By Emer Kinsella- Music composer for film and multimedia
The documentary film Lost and Sound gives an insight into life without hearing and an exploration into the ways that deaf people have re-adapted and rediscovered music through new possibilities of experiencing the art form.
Neuroscientific research on music shows us how important and effective music is on our well being and can be felt on a physical level by everyone. Experiments into cognitive activity with deaf people listening to music suggest that they can feel vibrations in the same way that hearing people can hear music. Deaf performing musicians often perform barefoot to better feel the vibrations through their bodies. The response on the brain to these vibrations creates the same pleasurable reactions that someone would experience when hearing music.

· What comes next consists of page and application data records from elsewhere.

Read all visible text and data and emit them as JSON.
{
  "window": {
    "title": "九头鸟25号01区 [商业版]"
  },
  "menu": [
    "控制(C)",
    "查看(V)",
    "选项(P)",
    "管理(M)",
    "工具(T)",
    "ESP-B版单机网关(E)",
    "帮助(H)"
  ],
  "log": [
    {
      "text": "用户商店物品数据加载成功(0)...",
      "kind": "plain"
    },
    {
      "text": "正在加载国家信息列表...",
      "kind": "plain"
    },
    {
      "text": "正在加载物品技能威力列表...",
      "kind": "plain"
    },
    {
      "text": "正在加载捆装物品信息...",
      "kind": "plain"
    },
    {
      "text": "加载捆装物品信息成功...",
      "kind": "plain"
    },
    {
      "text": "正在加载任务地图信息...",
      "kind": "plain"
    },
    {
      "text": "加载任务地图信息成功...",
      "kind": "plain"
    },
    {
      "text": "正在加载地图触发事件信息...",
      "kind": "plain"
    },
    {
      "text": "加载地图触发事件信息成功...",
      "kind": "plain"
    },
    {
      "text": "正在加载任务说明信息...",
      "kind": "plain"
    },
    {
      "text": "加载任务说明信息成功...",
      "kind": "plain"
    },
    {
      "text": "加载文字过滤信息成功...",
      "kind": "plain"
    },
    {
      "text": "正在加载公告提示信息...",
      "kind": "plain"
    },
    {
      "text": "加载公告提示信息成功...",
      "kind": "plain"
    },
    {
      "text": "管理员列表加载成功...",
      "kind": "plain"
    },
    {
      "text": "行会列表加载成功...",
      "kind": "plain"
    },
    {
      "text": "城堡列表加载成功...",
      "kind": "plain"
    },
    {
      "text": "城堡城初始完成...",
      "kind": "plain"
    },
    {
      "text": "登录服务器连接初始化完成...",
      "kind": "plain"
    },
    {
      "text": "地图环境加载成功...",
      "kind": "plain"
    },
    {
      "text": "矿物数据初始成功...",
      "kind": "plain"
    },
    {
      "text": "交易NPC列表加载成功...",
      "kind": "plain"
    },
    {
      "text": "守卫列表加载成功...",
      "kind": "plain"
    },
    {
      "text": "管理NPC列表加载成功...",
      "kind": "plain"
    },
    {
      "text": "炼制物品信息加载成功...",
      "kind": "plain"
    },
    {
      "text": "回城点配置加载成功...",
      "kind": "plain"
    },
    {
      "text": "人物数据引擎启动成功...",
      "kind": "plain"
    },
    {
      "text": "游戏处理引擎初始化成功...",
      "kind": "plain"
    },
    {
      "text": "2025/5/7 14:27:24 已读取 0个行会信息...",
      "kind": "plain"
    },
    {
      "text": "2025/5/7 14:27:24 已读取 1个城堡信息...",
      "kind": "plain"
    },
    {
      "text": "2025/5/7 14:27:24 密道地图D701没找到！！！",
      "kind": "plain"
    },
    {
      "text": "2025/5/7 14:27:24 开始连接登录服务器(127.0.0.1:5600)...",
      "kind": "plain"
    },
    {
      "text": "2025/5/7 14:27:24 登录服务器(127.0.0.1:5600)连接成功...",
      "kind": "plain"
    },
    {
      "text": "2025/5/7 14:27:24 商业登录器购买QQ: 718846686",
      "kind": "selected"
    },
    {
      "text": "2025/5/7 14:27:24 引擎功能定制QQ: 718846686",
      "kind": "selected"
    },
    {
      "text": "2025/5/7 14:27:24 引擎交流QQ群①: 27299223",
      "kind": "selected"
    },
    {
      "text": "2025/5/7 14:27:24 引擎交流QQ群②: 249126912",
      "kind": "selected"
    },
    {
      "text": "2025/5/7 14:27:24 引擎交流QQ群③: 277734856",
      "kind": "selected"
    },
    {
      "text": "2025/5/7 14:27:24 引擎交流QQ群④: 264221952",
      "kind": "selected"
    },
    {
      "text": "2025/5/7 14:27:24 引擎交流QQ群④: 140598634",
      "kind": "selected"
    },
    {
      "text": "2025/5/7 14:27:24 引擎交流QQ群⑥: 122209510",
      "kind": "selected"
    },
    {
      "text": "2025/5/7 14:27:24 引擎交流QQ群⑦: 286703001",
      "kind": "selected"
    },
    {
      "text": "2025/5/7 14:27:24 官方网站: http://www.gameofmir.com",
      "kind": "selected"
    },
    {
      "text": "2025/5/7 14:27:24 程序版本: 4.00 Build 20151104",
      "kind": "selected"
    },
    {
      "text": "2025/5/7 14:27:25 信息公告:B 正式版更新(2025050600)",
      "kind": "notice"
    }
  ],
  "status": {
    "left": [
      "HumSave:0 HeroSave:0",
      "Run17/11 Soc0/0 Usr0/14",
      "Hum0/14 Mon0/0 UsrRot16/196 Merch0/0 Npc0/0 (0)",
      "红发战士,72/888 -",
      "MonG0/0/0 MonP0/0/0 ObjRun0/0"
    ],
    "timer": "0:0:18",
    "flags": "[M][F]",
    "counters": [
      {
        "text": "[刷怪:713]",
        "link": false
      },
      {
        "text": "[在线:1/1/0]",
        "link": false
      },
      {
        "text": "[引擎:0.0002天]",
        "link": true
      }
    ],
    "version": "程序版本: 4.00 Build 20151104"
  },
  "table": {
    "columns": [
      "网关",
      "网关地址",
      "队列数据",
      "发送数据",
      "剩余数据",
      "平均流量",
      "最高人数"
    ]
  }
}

Surgeons should also be careful to preserve the auditory cortex when performing brain surgery on deaf people as it holds an important function beyond hearing. Beethoven composed one of his greatest works, his ninth symphony while deaf, proving that it is possible to create and connect to music without being able to hear. Adding captions describing sound cues are useful additions to visual mediums. This gives deaf people a better idea of which sound environment to expect and feel in relation to the visual material.
Lost and Sound is showing on Sunday September 13th from 2:00-4:00pm. Be sure to check this one and other films out at Reel Abilities film festival.